Exercise instructions: Among the entries, find the lines with the string "input" and report them.

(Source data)

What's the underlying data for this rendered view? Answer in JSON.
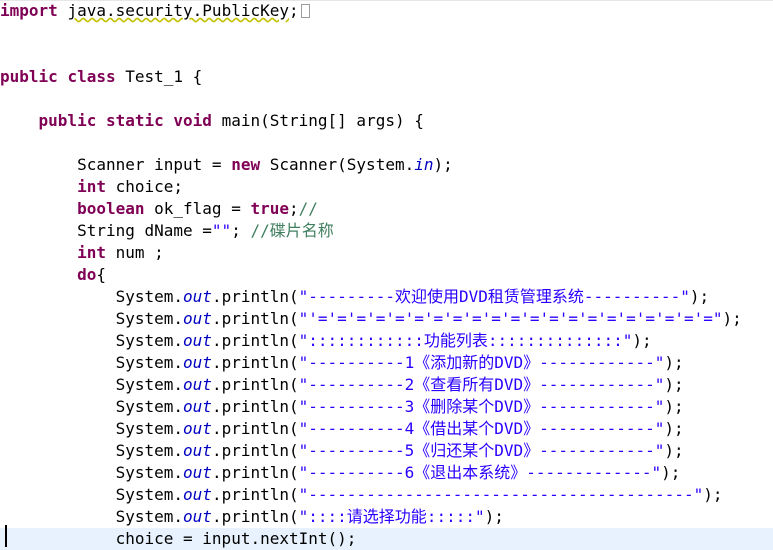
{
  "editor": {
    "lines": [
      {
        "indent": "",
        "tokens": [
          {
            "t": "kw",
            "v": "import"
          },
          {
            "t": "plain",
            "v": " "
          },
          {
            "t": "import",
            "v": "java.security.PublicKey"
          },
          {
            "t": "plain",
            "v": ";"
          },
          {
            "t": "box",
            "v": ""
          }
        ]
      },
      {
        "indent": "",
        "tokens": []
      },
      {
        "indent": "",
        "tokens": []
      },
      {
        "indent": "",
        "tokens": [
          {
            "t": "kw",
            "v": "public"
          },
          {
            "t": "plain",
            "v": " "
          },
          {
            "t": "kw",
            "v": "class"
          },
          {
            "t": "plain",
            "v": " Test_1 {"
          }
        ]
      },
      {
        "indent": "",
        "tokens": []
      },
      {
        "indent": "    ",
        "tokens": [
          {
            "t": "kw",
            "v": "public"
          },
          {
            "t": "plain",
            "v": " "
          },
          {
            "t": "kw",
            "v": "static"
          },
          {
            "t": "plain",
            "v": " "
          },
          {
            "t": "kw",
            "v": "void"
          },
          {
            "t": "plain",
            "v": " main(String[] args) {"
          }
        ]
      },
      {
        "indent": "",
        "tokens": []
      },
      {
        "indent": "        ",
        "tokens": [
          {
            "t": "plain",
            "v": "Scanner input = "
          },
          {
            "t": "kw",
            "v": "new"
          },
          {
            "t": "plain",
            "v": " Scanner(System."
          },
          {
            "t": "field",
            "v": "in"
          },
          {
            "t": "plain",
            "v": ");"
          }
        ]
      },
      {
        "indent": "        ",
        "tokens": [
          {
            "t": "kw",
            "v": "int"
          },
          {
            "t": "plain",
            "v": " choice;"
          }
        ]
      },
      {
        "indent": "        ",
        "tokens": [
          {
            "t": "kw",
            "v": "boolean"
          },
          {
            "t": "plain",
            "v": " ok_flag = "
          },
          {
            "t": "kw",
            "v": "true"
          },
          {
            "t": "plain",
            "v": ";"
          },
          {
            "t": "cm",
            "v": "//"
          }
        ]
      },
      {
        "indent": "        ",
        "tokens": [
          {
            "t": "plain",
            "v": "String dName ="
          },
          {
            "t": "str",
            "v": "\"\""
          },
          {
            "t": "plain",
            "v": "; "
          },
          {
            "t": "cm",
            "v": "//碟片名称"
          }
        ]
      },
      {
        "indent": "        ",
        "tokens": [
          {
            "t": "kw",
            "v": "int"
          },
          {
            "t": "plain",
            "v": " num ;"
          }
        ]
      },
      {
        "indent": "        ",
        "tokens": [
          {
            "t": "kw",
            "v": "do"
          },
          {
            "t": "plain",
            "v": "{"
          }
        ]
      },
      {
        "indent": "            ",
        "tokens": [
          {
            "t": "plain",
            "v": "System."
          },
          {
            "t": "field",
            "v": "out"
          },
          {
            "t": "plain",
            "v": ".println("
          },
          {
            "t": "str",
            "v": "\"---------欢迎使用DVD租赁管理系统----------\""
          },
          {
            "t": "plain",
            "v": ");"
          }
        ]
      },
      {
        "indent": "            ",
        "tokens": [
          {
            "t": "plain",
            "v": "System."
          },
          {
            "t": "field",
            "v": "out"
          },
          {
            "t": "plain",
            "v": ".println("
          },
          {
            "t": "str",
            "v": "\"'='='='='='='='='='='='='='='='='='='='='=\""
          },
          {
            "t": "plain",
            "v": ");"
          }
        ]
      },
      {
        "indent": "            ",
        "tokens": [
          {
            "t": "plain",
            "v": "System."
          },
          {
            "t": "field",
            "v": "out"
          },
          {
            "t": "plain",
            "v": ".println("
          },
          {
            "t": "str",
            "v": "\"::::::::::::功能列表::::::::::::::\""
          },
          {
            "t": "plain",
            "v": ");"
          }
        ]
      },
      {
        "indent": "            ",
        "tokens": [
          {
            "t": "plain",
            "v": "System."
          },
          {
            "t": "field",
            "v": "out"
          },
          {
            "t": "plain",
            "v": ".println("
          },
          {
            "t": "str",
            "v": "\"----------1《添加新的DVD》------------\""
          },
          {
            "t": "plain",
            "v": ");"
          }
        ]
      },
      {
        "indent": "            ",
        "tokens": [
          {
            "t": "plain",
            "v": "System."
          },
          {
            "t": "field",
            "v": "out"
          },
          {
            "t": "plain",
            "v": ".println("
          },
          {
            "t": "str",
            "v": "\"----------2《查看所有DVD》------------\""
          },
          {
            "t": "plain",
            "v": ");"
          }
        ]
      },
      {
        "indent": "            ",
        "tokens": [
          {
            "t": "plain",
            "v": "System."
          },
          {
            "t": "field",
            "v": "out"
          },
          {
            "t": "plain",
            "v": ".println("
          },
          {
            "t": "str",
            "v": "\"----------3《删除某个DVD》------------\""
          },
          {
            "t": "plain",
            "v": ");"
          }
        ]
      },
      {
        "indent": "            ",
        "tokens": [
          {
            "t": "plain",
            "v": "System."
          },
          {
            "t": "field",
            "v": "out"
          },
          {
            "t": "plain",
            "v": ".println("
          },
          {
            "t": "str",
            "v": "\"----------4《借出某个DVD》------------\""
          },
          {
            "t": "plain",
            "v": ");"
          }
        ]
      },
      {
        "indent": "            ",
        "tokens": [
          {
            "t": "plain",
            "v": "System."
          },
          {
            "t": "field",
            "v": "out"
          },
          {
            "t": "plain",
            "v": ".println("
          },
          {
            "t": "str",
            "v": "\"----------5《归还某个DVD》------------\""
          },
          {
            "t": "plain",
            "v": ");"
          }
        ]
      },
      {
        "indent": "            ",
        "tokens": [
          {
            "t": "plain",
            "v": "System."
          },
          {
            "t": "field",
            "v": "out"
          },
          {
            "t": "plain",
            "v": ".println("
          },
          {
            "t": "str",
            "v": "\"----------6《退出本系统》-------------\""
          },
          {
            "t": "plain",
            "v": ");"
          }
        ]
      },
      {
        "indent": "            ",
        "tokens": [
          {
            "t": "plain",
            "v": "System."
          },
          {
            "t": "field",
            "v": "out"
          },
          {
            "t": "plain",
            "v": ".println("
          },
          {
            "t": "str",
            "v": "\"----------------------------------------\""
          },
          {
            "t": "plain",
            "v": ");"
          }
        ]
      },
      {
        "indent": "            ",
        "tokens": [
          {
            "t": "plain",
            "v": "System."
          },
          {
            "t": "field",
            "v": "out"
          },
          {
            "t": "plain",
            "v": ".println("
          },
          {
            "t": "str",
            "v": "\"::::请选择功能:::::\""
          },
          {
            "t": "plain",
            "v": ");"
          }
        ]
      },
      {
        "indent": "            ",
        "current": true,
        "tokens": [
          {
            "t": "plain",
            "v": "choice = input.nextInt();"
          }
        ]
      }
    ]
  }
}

Task output:
            "v": "Scanner input = "
            "v": "choice = input.nextInt();"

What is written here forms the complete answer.